===== INFORMATION GIVEN

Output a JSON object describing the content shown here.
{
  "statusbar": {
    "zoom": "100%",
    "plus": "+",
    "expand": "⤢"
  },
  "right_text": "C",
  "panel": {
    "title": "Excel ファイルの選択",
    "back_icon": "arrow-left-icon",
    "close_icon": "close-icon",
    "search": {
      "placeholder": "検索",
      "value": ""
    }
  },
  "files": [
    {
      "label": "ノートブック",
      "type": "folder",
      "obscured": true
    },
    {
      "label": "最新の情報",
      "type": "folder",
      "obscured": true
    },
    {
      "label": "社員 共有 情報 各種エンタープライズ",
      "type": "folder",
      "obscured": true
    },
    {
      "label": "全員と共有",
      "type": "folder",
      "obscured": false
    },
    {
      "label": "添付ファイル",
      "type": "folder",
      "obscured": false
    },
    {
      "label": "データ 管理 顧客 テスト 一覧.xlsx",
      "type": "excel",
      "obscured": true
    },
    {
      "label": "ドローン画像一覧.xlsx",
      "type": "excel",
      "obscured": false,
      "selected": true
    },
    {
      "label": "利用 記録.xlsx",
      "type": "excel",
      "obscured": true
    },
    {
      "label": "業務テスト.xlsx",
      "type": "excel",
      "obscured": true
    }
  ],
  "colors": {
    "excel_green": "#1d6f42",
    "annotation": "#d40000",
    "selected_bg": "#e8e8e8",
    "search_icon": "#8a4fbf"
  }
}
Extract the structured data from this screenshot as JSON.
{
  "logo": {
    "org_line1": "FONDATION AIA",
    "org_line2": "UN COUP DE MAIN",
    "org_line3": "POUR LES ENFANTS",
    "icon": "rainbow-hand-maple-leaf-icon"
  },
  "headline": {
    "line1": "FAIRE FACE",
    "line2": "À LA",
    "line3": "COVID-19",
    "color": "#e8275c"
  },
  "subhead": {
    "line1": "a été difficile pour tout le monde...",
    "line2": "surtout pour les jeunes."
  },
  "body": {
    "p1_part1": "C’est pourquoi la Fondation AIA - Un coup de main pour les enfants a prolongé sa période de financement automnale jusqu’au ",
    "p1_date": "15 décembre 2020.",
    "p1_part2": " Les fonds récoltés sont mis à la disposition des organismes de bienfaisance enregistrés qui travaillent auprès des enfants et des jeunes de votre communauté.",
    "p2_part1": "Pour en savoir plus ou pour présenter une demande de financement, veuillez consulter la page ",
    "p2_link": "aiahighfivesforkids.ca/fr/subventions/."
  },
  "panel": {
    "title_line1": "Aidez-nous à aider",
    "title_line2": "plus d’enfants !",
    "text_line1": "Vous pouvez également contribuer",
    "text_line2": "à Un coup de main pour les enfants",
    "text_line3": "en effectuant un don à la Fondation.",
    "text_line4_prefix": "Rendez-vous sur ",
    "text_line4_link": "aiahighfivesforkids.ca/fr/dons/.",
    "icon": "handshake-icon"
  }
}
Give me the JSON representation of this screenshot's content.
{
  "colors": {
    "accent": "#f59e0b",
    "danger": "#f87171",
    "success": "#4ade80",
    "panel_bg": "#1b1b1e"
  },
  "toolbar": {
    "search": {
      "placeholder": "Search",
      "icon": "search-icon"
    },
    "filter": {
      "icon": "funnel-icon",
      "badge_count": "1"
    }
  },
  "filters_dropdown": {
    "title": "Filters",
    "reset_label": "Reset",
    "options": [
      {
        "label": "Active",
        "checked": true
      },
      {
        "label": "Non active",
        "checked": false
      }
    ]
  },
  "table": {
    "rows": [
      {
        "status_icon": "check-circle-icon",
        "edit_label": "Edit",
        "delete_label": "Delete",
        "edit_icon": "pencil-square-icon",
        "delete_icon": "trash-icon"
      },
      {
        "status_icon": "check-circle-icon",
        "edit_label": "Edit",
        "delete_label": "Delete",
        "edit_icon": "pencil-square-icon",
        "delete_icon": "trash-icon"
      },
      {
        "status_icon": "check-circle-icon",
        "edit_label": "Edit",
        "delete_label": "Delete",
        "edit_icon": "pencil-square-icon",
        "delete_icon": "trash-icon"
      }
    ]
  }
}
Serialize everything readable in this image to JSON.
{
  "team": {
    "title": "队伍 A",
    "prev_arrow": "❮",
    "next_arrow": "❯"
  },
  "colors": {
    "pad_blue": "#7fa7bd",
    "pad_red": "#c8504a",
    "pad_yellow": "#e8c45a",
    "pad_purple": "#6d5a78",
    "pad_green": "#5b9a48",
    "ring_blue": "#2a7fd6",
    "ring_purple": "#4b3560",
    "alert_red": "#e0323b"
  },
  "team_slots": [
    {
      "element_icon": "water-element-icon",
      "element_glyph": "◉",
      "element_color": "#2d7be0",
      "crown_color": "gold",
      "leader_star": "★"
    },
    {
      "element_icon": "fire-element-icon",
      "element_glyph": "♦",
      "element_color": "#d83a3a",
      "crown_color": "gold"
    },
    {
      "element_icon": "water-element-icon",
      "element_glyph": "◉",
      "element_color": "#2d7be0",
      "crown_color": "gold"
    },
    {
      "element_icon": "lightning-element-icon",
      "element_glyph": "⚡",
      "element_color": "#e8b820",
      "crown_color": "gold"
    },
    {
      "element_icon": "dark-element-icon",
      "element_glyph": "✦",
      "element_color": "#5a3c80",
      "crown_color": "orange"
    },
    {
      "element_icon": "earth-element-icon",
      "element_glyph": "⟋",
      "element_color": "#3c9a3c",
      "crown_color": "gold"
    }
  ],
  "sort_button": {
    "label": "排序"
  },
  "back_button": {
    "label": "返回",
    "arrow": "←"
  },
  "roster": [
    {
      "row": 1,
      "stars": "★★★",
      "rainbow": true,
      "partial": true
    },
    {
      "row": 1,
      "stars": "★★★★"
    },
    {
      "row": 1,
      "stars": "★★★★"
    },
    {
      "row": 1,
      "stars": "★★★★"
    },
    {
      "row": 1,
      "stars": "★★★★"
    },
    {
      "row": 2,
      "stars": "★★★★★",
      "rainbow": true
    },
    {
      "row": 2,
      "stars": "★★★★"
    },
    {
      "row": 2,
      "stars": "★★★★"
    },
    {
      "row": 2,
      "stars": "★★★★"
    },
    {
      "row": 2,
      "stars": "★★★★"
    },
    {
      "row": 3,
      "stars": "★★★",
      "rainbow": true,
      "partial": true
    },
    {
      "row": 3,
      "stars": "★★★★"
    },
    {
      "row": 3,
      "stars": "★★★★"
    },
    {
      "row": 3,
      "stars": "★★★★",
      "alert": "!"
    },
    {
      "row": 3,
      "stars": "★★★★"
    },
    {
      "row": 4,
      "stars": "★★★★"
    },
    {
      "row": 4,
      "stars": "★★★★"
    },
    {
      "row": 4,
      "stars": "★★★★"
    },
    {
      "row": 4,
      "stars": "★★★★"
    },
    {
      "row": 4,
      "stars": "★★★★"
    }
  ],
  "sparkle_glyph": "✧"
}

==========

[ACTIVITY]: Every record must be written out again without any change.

[RESPONSE FOR THIS EXERCISE]:
Output a JSON object describing the content shown here.
{
  "statusbar": {
    "zoom": "100%",
    "plus": "+",
    "expand": "⤢"
  },
  "right_text": "C",
  "panel": {
    "title": "Excel ファイルの選択",
    "back_icon": "arrow-left-icon",
    "close_icon": "close-icon",
    "search": {
      "placeholder": "検索",
      "value": ""
    }
  },
  "files": [
    {
      "label": "ノートブック",
      "type": "folder",
      "obscured": true
    },
    {
      "label": "最新の情報",
      "type": "folder",
      "obscured": true
    },
    {
      "label": "社員 共有 情報 各種エンタープライズ",
      "type": "folder",
      "obscured": true
    },
    {
      "label": "全員と共有",
      "type": "folder",
      "obscured": false
    },
    {
      "label": "添付ファイル",
      "type": "folder",
      "obscured": false
    },
    {
      "label": "データ 管理 顧客 テスト 一覧.xlsx",
      "type": "excel",
      "obscured": true
    },
    {
      "label": "ドローン画像一覧.xlsx",
      "type": "excel",
      "obscured": false,
      "selected": true
    },
    {
      "label": "利用 記録.xlsx",
      "type": "excel",
      "obscured": true
    },
    {
      "label": "業務テスト.xlsx",
      "type": "excel",
      "obscured": true
    }
  ],
  "colors": {
    "excel_green": "#1d6f42",
    "annotation": "#d40000",
    "selected_bg": "#e8e8e8",
    "search_icon": "#8a4fbf"
  }
}
Extract the structured data from this screenshot as JSON.
{
  "logo": {
    "org_line1": "FONDATION AIA",
    "org_line2": "UN COUP DE MAIN",
    "org_line3": "POUR LES ENFANTS",
    "icon": "rainbow-hand-maple-leaf-icon"
  },
  "headline": {
    "line1": "FAIRE FACE",
    "line2": "À LA",
    "line3": "COVID-19",
    "color": "#e8275c"
  },
  "subhead": {
    "line1": "a été difficile pour tout le monde...",
    "line2": "surtout pour les jeunes."
  },
  "body": {
    "p1_part1": "C’est pourquoi la Fondation AIA - Un coup de main pour les enfants a prolongé sa période de financement automnale jusqu’au ",
    "p1_date": "15 décembre 2020.",
    "p1_part2": " Les fonds récoltés sont mis à la disposition des organismes de bienfaisance enregistrés qui travaillent auprès des enfants et des jeunes de votre communauté.",
    "p2_part1": "Pour en savoir plus ou pour présenter une demande de financement, veuillez consulter la page ",
    "p2_link": "aiahighfivesforkids.ca/fr/subventions/."
  },
  "panel": {
    "title_line1": "Aidez-nous à aider",
    "title_line2": "plus d’enfants !",
    "text_line1": "Vous pouvez également contribuer",
    "text_line2": "à Un coup de main pour les enfants",
    "text_line3": "en effectuant un don à la Fondation.",
    "text_line4_prefix": "Rendez-vous sur ",
    "text_line4_link": "aiahighfivesforkids.ca/fr/dons/.",
    "icon": "handshake-icon"
  }
}
Give me the JSON representation of this screenshot's content.
{
  "colors": {
    "accent": "#f59e0b",
    "danger": "#f87171",
    "success": "#4ade80",
    "panel_bg": "#1b1b1e"
  },
  "toolbar": {
    "search": {
      "placeholder": "Search",
      "icon": "search-icon"
    },
    "filter": {
      "icon": "funnel-icon",
      "badge_count": "1"
    }
  },
  "filters_dropdown": {
    "title": "Filters",
    "reset_label": "Reset",
    "options": [
      {
        "label": "Active",
        "checked": true
      },
      {
        "label": "Non active",
        "checked": false
      }
    ]
  },
  "table": {
    "rows": [
      {
        "status_icon": "check-circle-icon",
        "edit_label": "Edit",
        "delete_label": "Delete",
        "edit_icon": "pencil-square-icon",
        "delete_icon": "trash-icon"
      },
      {
        "status_icon": "check-circle-icon",
        "edit_label": "Edit",
        "delete_label": "Delete",
        "edit_icon": "pencil-square-icon",
        "delete_icon": "trash-icon"
      },
      {
        "status_icon": "check-circle-icon",
        "edit_label": "Edit",
        "delete_label": "Delete",
        "edit_icon": "pencil-square-icon",
        "delete_icon": "trash-icon"
      }
    ]
  }
}
Serialize everything readable in this image to JSON.
{
  "team": {
    "title": "队伍 A",
    "prev_arrow": "❮",
    "next_arrow": "❯"
  },
  "colors": {
    "pad_blue": "#7fa7bd",
    "pad_red": "#c8504a",
    "pad_yellow": "#e8c45a",
    "pad_purple": "#6d5a78",
    "pad_green": "#5b9a48",
    "ring_blue": "#2a7fd6",
    "ring_purple": "#4b3560",
    "alert_red": "#e0323b"
  },
  "team_slots": [
    {
      "element_icon": "water-element-icon",
      "element_glyph": "◉",
      "element_color": "#2d7be0",
      "crown_color": "gold",
      "leader_star": "★"
    },
    {
      "element_icon": "fire-element-icon",
      "element_glyph": "♦",
      "element_color": "#d83a3a",
      "crown_color": "gold"
    },
    {
      "element_icon": "water-element-icon",
      "element_glyph": "◉",
      "element_color": "#2d7be0",
      "crown_color": "gold"
    },
    {
      "element_icon": "lightning-element-icon",
      "element_glyph": "⚡",
      "element_color": "#e8b820",
      "crown_color": "gold"
    },
    {
      "element_icon": "dark-element-icon",
      "element_glyph": "✦",
      "element_color": "#5a3c80",
      "crown_color": "orange"
    },
    {
      "element_icon": "earth-element-icon",
      "element_glyph": "⟋",
      "element_color": "#3c9a3c",
      "crown_color": "gold"
    }
  ],
  "sort_button": {
    "label": "排序"
  },
  "back_button": {
    "label": "返回",
    "arrow": "←"
  },
  "roster": [
    {
      "row": 1,
      "stars": "★★★",
      "rainbow": true,
      "partial": true
    },
    {
      "row": 1,
      "stars": "★★★★"
    },
    {
      "row": 1,
      "stars": "★★★★"
    },
    {
      "row": 1,
      "stars": "★★★★"
    },
    {
      "row": 1,
      "stars": "★★★★"
    },
    {
      "row": 2,
      "stars": "★★★★★",
      "rainbow": true
    },
    {
      "row": 2,
      "stars": "★★★★"
    },
    {
      "row": 2,
      "stars": "★★★★"
    },
    {
      "row": 2,
      "stars": "★★★★"
    },
    {
      "row": 2,
      "stars": "★★★★"
    },
    {
      "row": 3,
      "stars": "★★★",
      "rainbow": true,
      "partial": true
    },
    {
      "row": 3,
      "stars": "★★★★"
    },
    {
      "row": 3,
      "stars": "★★★★"
    },
    {
      "row": 3,
      "stars": "★★★★",
      "alert": "!"
    },
    {
      "row": 3,
      "stars": "★★★★"
    },
    {
      "row": 4,
      "stars": "★★★★"
    },
    {
      "row": 4,
      "stars": "★★★★"
    },
    {
      "row": 4,
      "stars": "★★★★"
    },
    {
      "row": 4,
      "stars": "★★★★"
    },
    {
      "row": 4,
      "stars": "★★★★"
    }
  ],
  "sparkle_glyph": "✧"
}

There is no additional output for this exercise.